──────── RECORDS TO USE ────────
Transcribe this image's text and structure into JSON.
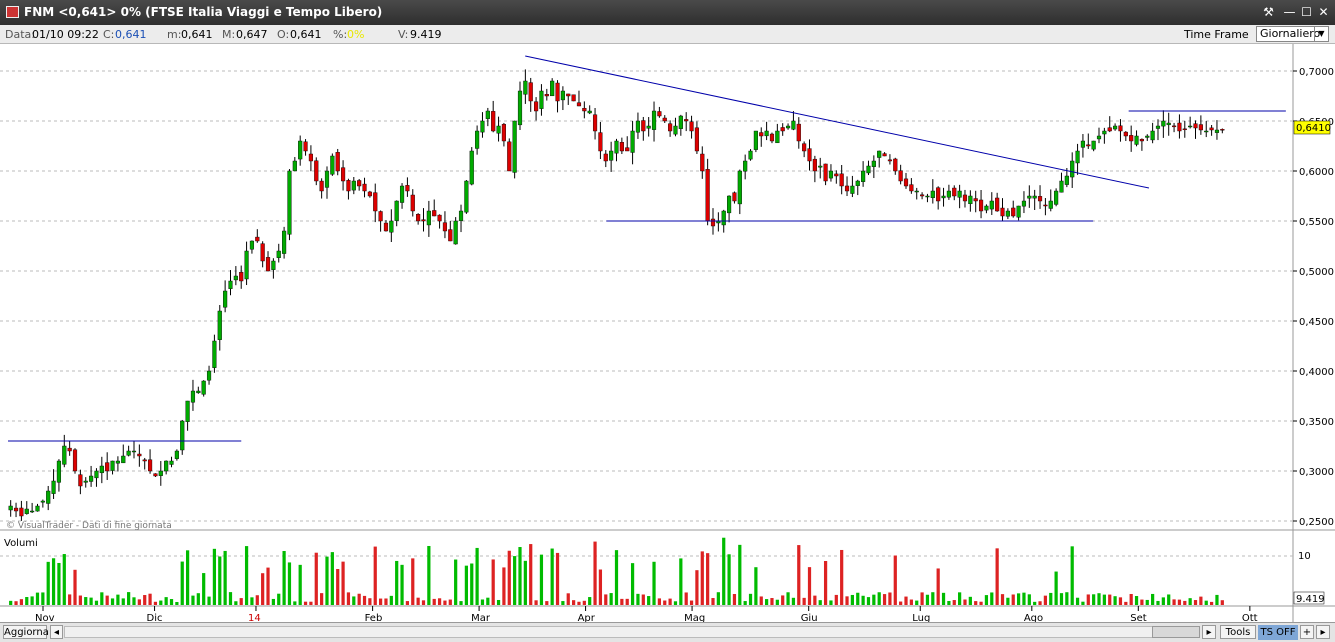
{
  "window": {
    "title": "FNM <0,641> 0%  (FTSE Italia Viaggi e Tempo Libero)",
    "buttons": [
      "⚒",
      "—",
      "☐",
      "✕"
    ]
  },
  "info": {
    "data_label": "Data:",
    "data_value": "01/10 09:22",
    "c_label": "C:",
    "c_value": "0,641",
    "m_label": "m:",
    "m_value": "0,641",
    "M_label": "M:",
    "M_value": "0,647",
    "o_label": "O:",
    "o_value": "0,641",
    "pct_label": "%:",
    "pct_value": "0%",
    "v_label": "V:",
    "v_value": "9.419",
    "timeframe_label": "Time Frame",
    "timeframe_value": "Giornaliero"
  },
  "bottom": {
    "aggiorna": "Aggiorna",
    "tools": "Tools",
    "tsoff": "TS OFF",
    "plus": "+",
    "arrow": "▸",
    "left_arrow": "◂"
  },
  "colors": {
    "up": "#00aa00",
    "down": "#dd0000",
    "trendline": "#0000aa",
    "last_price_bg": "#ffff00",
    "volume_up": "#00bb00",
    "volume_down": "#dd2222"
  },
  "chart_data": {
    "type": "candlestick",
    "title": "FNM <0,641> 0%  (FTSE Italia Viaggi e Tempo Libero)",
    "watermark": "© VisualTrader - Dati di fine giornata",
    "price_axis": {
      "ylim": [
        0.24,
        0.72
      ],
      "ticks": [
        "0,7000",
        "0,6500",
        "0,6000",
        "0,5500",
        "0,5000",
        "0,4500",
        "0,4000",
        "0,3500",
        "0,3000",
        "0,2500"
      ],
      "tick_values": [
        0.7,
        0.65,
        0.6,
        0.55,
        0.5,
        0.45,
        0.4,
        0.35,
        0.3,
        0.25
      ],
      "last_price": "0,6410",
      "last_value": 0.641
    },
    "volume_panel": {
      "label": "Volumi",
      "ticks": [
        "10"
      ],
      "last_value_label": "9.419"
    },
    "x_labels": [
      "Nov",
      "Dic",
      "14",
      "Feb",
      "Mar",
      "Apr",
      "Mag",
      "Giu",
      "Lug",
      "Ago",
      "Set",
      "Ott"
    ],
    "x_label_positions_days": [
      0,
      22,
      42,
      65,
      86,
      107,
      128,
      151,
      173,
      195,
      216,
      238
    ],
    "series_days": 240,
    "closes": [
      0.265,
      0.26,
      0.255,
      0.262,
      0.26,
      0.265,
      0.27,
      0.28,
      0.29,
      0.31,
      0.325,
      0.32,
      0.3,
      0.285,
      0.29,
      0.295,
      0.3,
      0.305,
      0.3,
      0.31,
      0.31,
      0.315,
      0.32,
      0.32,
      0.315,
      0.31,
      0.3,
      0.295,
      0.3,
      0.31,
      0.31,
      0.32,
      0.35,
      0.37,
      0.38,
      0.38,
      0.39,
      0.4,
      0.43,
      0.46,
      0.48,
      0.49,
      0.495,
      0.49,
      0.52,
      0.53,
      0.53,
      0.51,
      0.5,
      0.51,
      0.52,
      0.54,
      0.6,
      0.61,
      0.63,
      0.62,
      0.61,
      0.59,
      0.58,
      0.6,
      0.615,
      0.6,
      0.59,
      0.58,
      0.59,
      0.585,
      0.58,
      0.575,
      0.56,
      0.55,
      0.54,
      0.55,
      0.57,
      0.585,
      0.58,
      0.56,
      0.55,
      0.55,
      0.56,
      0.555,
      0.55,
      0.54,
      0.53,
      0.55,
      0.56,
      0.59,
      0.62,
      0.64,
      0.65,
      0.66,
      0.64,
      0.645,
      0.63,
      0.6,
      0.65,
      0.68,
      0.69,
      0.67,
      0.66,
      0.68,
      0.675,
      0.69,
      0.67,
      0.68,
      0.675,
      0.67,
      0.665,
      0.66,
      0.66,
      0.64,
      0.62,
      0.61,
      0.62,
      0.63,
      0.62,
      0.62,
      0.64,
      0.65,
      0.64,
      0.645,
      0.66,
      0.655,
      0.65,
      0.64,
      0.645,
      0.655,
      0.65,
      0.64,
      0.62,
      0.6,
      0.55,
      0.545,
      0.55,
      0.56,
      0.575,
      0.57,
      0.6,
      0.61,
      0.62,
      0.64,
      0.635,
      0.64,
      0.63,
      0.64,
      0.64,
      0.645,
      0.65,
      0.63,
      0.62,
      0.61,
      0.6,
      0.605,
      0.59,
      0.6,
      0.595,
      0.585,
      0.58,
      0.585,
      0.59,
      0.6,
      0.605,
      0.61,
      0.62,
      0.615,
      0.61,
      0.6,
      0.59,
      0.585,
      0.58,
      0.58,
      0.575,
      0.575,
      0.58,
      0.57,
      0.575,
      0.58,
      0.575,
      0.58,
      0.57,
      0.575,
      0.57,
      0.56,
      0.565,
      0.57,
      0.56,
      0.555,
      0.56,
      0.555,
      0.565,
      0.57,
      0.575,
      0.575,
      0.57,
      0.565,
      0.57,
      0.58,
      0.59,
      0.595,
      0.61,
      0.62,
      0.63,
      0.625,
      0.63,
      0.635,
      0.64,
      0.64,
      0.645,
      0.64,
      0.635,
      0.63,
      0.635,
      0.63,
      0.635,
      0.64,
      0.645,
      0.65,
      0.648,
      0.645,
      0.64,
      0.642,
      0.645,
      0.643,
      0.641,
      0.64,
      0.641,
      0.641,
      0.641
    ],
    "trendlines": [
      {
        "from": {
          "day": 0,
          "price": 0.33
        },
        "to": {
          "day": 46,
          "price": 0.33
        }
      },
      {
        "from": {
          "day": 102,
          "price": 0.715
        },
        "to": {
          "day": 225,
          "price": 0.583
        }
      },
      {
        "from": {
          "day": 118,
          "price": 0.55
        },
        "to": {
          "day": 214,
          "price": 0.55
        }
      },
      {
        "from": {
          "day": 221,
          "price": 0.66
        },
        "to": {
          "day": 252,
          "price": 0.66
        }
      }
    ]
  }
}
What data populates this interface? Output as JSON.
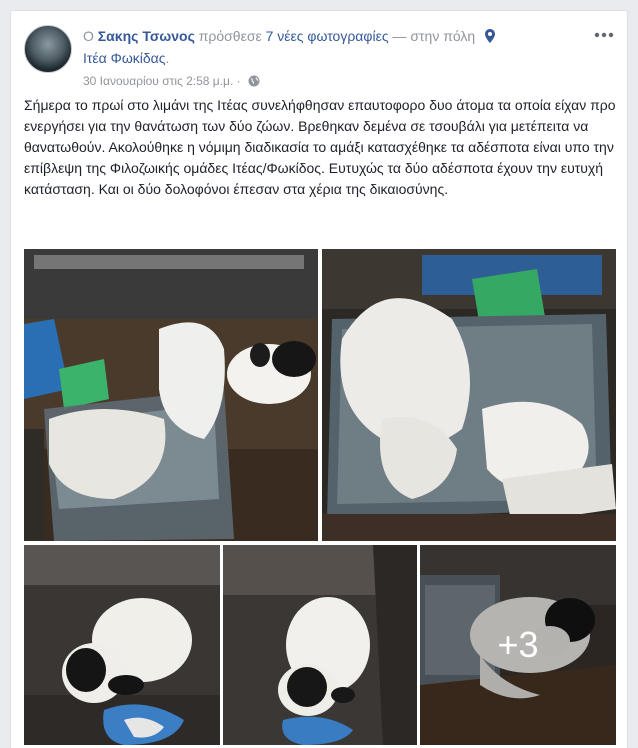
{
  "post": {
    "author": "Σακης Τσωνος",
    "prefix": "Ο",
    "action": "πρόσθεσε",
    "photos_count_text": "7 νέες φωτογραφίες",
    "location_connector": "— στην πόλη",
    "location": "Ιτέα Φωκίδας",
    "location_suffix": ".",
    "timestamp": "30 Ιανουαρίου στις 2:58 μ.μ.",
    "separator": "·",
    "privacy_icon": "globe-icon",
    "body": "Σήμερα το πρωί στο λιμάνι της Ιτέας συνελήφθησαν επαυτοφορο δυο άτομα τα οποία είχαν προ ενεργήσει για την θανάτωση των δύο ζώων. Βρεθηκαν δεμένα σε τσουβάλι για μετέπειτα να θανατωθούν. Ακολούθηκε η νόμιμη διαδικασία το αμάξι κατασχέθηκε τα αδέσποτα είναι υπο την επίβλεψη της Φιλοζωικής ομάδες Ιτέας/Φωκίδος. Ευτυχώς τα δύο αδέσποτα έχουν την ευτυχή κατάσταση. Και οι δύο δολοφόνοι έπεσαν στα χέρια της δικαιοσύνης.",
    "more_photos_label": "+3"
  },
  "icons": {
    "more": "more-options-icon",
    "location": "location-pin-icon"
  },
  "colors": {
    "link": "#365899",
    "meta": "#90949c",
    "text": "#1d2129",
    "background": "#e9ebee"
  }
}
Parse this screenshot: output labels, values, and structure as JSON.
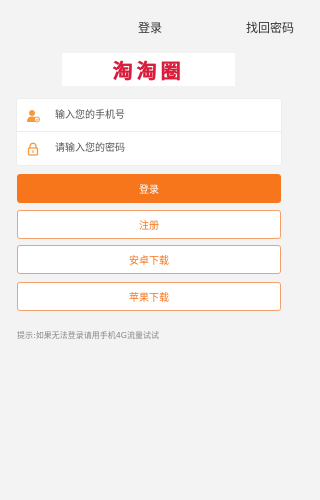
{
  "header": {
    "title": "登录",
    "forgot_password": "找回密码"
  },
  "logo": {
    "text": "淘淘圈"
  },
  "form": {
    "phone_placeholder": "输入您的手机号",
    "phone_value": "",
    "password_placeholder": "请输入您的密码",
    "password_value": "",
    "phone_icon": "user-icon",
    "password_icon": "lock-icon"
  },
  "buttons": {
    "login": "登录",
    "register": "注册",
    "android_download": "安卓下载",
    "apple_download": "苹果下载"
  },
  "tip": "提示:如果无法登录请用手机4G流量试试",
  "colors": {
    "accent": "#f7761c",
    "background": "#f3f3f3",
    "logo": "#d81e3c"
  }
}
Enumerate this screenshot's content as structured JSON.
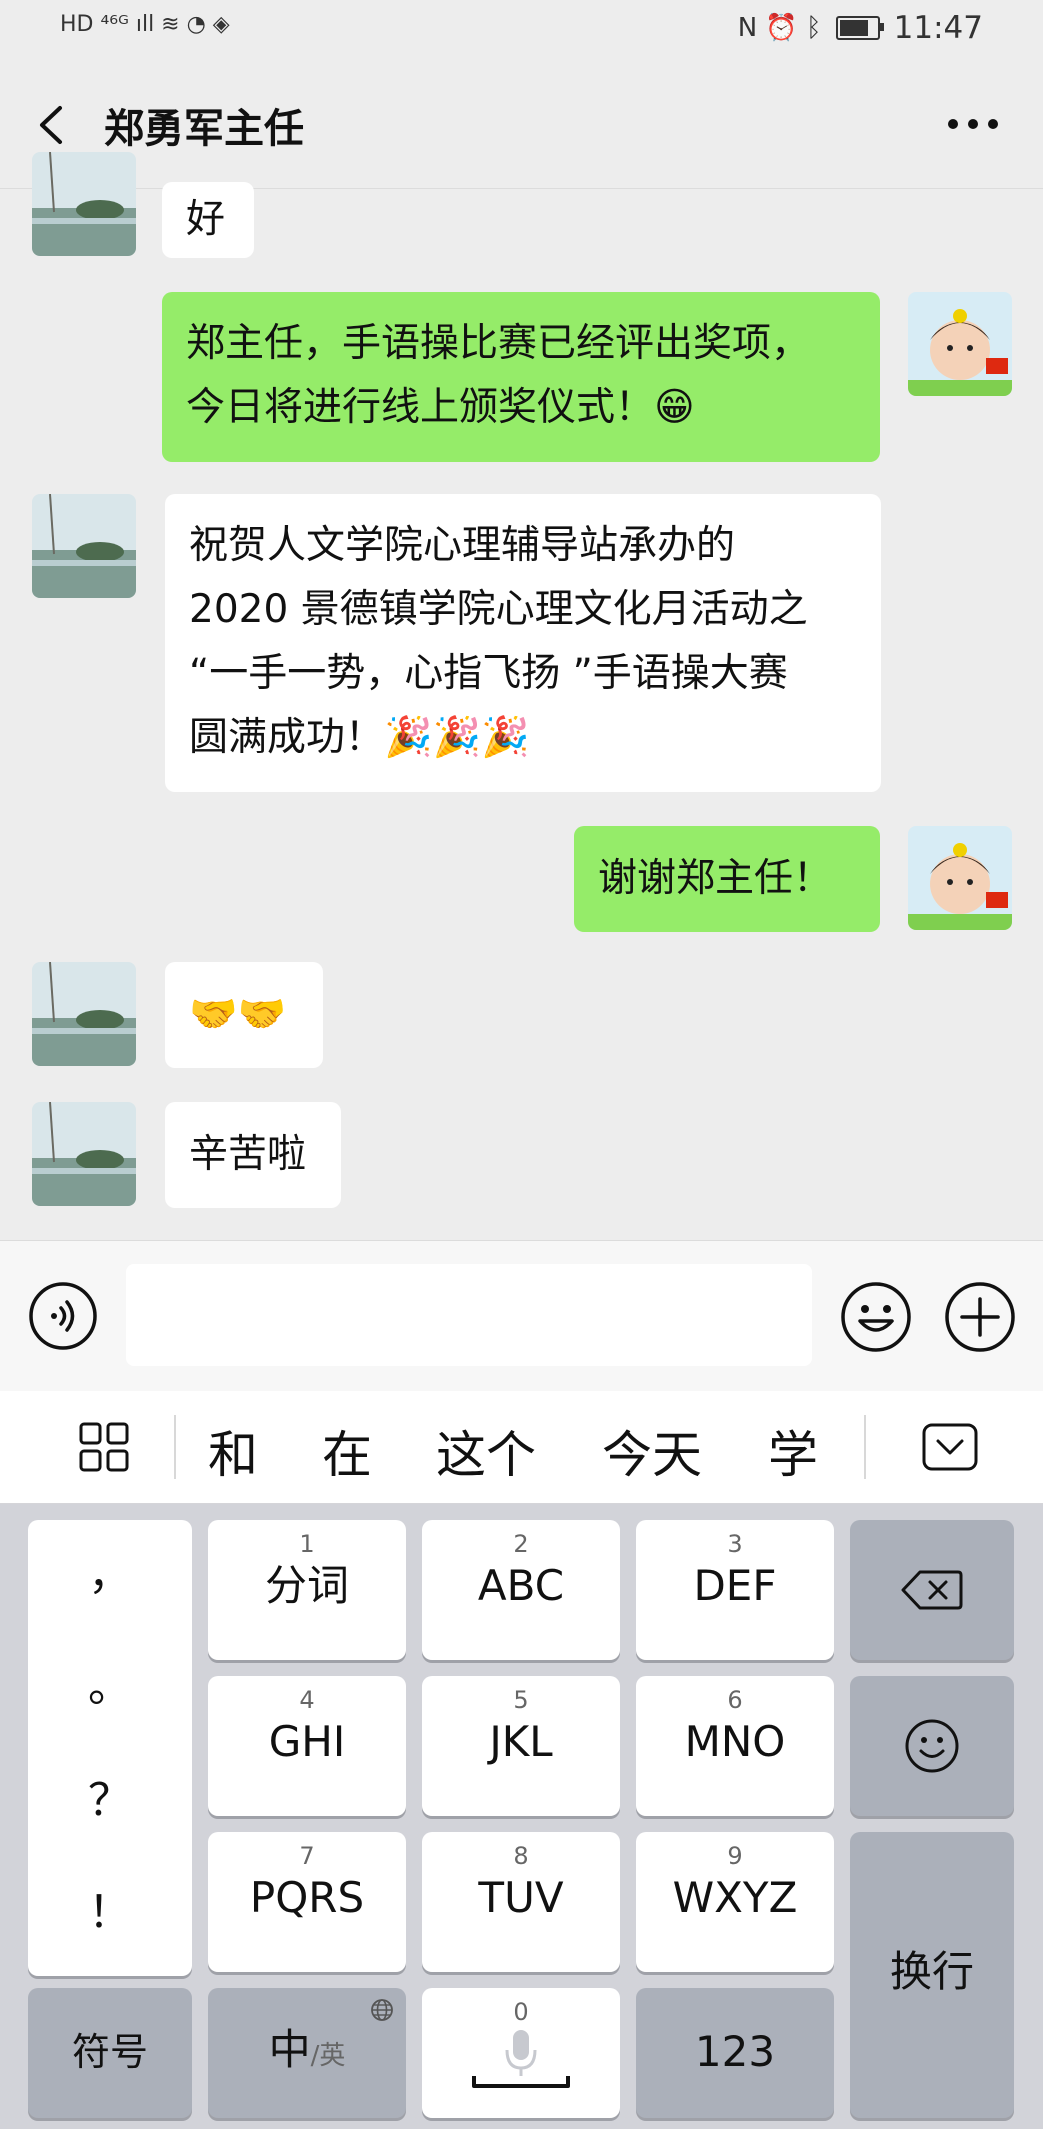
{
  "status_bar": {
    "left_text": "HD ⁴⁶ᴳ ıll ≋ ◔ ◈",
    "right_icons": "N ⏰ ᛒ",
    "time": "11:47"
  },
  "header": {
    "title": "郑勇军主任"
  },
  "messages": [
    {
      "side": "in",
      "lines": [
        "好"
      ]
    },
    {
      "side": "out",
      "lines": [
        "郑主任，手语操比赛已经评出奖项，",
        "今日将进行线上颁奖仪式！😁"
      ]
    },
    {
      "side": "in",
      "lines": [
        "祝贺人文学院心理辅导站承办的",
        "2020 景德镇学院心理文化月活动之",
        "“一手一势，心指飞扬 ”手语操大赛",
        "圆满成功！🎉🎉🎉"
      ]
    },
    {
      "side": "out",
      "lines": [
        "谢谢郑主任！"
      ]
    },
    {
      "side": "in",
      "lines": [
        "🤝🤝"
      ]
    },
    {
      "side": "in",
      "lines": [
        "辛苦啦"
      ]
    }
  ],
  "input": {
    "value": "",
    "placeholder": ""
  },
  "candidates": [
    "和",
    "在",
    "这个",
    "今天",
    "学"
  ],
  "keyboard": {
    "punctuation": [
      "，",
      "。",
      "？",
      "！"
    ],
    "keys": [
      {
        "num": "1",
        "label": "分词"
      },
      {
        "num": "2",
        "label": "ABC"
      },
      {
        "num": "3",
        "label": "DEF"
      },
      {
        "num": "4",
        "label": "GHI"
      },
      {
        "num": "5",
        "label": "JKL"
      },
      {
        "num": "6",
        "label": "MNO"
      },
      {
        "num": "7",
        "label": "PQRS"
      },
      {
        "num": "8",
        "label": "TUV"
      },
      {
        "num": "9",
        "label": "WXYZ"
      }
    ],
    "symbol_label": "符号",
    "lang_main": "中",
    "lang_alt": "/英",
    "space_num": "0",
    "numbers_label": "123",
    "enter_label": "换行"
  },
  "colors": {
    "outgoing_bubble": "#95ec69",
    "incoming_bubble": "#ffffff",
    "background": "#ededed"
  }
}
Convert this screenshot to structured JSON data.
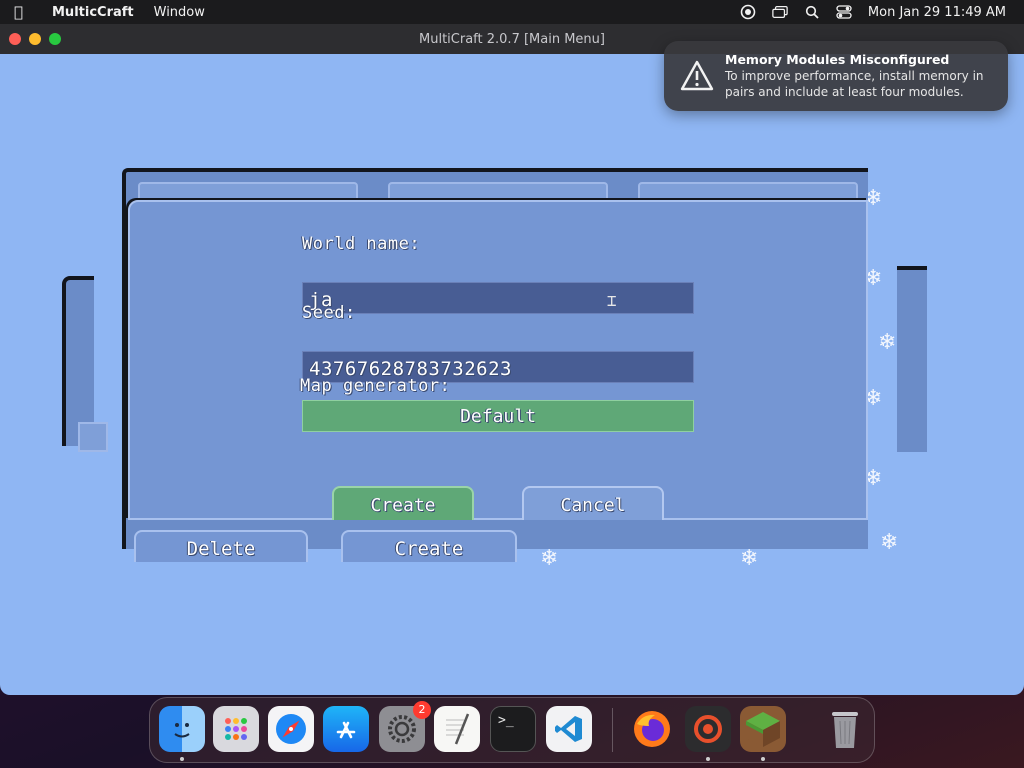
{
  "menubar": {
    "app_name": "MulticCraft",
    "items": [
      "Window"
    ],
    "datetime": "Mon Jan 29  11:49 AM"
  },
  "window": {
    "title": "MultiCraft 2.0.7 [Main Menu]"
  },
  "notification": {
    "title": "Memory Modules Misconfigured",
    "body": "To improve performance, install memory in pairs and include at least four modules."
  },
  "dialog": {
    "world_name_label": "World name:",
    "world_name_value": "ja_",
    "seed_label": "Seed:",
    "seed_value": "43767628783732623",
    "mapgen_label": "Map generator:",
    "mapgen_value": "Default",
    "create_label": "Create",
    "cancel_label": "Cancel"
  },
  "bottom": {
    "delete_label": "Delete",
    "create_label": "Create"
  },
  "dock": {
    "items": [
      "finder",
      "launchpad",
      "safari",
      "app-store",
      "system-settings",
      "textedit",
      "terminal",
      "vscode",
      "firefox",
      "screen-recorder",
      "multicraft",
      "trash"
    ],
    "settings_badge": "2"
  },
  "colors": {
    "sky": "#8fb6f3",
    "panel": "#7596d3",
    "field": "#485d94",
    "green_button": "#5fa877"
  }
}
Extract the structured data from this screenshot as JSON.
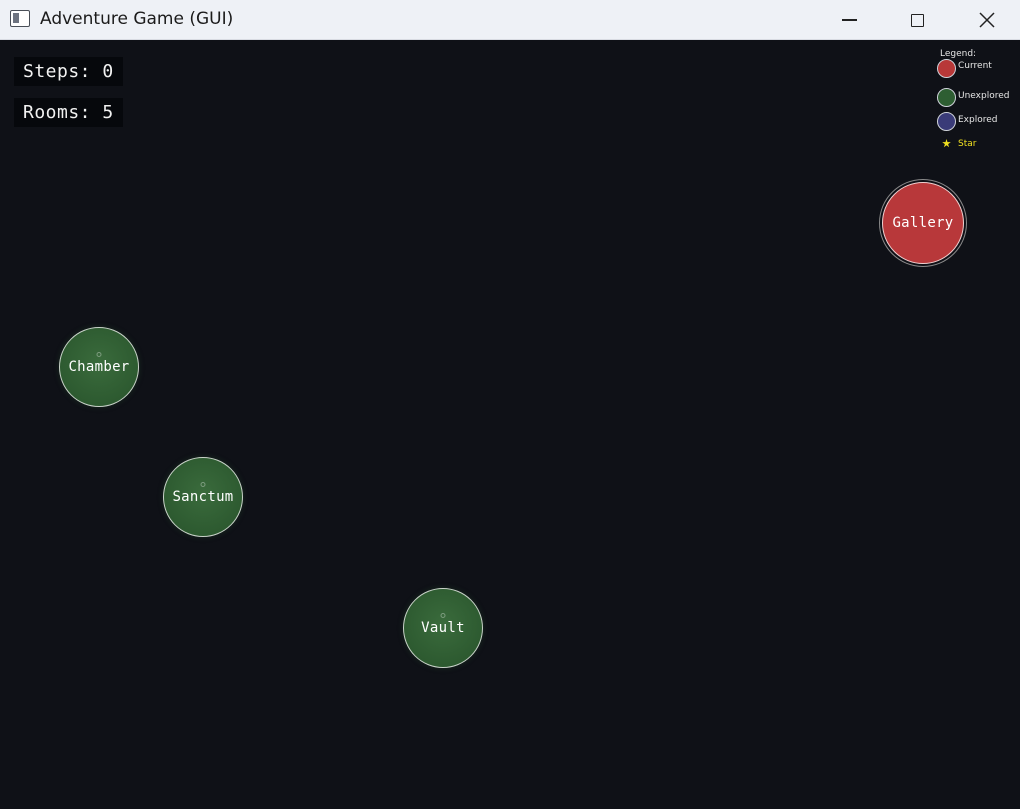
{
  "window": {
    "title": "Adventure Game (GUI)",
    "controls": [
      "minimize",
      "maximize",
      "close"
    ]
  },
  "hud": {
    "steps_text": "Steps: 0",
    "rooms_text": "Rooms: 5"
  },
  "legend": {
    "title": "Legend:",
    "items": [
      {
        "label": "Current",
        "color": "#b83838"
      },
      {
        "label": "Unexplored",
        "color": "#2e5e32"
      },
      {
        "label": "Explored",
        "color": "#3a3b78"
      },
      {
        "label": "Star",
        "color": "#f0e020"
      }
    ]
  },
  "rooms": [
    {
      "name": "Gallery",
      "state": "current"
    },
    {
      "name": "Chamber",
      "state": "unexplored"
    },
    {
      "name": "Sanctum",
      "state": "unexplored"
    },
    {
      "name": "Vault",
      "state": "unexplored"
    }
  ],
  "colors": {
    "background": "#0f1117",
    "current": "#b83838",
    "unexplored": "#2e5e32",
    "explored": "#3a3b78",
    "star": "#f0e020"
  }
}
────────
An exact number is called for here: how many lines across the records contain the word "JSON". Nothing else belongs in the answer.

• **EXERCISE RESULT**
6